The Buckley Bay — Denman Island cable ferry is expected to be up and running late this summer, says BC Ferries. As opposed to a crew of six that operates the self-propelled Quinitsa, three people will be aboard the new vessel, which will be the longest of its kind in the world.
The corporation expects the cable ferry will save more than $80 million over 40 years.
“The $2 million in operational savings per year will come from a reduction in the labour component, a reduction in fuel savings because there’ll be a much smaller fuel consumption, and then a reduction in the maintenance,” said Mark Wilson, BC Ferries’ vice-president of engineering. “It’s a simpler vessel than a conventional ferry to maintain.”
Construction of the 78.5 metre cable ferry is nearing completion at Seaspan’s Vancouver Shipyards in North Vancouver. The vessel will be towed to its new route late-May and attached into the cable system.
It will operate with one drive cable and two guide cables, which will be strung in late-April. They will undergo a series of tests beforehand. Once the ferry is in place, there will be sea trials and cable change-outs to ensure the system meets operational and safety requirements. In June and July, crews will undergo training to prepare for passenger and vehicle service.
New berths have been built at Buckley Bay and Denman. Ruskin Construction and Vancouver Pile Driving have completed marine structures and “upland construction” to improve layouts for loading and unloading vehicles.
In recent years, Denman and Hornby Island residents have voiced opposition to the project, concerned about safety and reliability. Others are angry about job losses and crew reductions.
“I recognize there’s been some opposition and concern, but I think once we’re in service and this settles down and we prove that we do exactly what we say we’re going to do at BC Ferries, that there is going to be some positive interest around it about being the longest cable ferry in world,” Wilson said. “I think that even some people will come to ride it and see it because of that. Irrespective of salt water or fresh water, it’s the longest cable ferry in the world.”
He feels the $2 million yearly savings will help reduce upward pressure on fares.
“From my perspective of why I think there is some controversy or concern around the residents, they do have a very, very good ship and a very, very reliable service,” Wilson said.

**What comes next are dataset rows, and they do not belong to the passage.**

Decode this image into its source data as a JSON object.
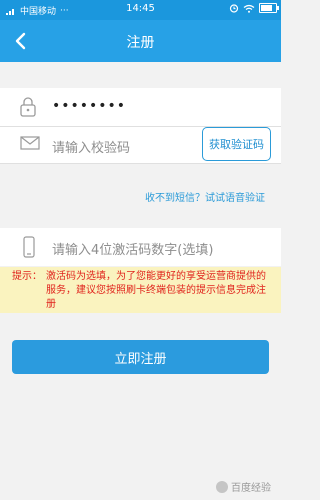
{
  "status_bar": {
    "carrier": "中国移动",
    "time": "14:45",
    "battery_level": 0.8,
    "signal_icon": "signal-icon",
    "wifi_icon": "wifi-icon",
    "alarm_icon": "alarm-icon"
  },
  "header": {
    "title": "注册",
    "back_icon": "chevron-left-icon"
  },
  "password_field": {
    "value": "••••••••",
    "icon": "lock-icon"
  },
  "verification_field": {
    "placeholder": "请输入校验码",
    "icon": "mail-icon",
    "button_label": "获取验证码"
  },
  "voice_link": {
    "text": "收不到短信？试试语音验证"
  },
  "activation_field": {
    "placeholder": "请输入4位激活码数字(选填)",
    "icon": "phone-icon"
  },
  "notice": {
    "label": "提示：",
    "text": "激活码为选填，为了您能更好的享受运营商提供的服务，建议您按照刷卡终端包装的提示信息完成注册"
  },
  "submit": {
    "label": "立即注册"
  },
  "watermark": {
    "text": "百度经验"
  },
  "colors": {
    "accent": "#27a1e6",
    "warning": "#e0231c",
    "notice_bg": "#faf3bf"
  }
}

The Quinitsa will switch to a relief role for other vessels around the fleet. It could eventually be re-deployed.
Wilson said it takes about 30 employees, full-time and casual, to crew the Quinitsa year-round.
“It’s not that we’re losing employees. Over half of that approximate crew of 30 came from other point of assemblies in our staffing pool, and we’re just redeploying them elsewhere. Less than half of the actual crew of the Quinitsa reside on Denman or Hornby Island. We anticipate no layoffs. We’ve been working with our union and the collective agreement of our employees to do everything that we can.”
Crossing time will be about the same.
The cable ferry is the first of four new vessels the company will introduce into service as part of a vessel replacement program. Three others are under construction in Poland.
“The first vessel out of that comes to Little River, Comox in fall of 2016,” Wilson said. “It’s been a few years since we’ve built a new vessel. We have several vessels to build over the next 10 to 15 years.”